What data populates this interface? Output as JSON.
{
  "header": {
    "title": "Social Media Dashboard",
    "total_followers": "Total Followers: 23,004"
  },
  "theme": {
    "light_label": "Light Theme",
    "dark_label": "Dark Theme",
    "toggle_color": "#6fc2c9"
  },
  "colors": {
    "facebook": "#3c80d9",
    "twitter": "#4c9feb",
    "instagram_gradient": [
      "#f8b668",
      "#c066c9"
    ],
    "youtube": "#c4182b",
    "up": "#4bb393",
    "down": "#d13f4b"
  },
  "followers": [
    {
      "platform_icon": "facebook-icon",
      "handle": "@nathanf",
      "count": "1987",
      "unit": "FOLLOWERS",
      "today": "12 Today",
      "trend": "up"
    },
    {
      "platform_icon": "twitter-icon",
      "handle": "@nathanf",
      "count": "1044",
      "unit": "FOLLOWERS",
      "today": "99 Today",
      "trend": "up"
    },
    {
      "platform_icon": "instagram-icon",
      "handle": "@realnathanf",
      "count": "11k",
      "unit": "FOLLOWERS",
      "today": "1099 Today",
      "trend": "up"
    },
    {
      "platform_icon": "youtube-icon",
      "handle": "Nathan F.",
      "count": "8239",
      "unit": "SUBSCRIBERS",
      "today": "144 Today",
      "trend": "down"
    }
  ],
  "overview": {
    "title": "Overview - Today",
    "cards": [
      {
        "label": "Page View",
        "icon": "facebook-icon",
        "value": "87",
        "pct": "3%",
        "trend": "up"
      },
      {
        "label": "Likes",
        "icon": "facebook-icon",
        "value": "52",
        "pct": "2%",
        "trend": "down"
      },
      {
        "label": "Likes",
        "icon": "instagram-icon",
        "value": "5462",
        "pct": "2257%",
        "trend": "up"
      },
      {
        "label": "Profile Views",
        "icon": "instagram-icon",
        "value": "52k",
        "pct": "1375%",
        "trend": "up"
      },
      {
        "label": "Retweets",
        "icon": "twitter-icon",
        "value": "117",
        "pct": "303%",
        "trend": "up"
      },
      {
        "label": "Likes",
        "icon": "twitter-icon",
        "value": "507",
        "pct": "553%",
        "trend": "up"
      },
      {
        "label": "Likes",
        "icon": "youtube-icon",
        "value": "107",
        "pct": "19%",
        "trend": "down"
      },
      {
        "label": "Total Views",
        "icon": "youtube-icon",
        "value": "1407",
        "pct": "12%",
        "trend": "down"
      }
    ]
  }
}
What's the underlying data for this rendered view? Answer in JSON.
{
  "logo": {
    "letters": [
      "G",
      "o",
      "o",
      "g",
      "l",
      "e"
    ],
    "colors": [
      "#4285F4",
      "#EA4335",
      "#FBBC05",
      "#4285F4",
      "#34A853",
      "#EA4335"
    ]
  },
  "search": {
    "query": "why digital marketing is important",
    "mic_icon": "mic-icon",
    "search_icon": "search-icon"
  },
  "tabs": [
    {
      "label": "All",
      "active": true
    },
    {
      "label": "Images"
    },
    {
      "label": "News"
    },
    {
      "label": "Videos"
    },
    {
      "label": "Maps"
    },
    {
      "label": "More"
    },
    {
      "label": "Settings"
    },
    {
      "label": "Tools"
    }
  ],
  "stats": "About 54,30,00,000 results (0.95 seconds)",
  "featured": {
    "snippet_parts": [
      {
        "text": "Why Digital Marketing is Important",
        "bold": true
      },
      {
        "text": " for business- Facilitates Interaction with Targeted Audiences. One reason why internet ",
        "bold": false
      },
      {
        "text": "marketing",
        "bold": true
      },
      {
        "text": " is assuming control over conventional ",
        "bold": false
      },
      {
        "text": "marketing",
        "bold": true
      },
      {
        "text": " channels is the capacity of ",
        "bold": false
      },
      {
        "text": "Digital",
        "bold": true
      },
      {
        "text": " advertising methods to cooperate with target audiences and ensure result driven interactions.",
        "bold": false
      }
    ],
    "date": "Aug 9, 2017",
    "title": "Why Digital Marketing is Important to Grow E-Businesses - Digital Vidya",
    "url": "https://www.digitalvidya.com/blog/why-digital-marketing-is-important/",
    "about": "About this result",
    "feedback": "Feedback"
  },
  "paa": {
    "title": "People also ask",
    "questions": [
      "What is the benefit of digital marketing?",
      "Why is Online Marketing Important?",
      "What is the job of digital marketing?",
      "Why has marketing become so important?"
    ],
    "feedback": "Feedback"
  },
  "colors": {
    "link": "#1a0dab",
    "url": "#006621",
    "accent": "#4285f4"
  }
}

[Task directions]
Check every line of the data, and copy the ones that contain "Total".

[Written solution]
    "total_followers": "Total Followers: 23,004"
        "label": "Total Views",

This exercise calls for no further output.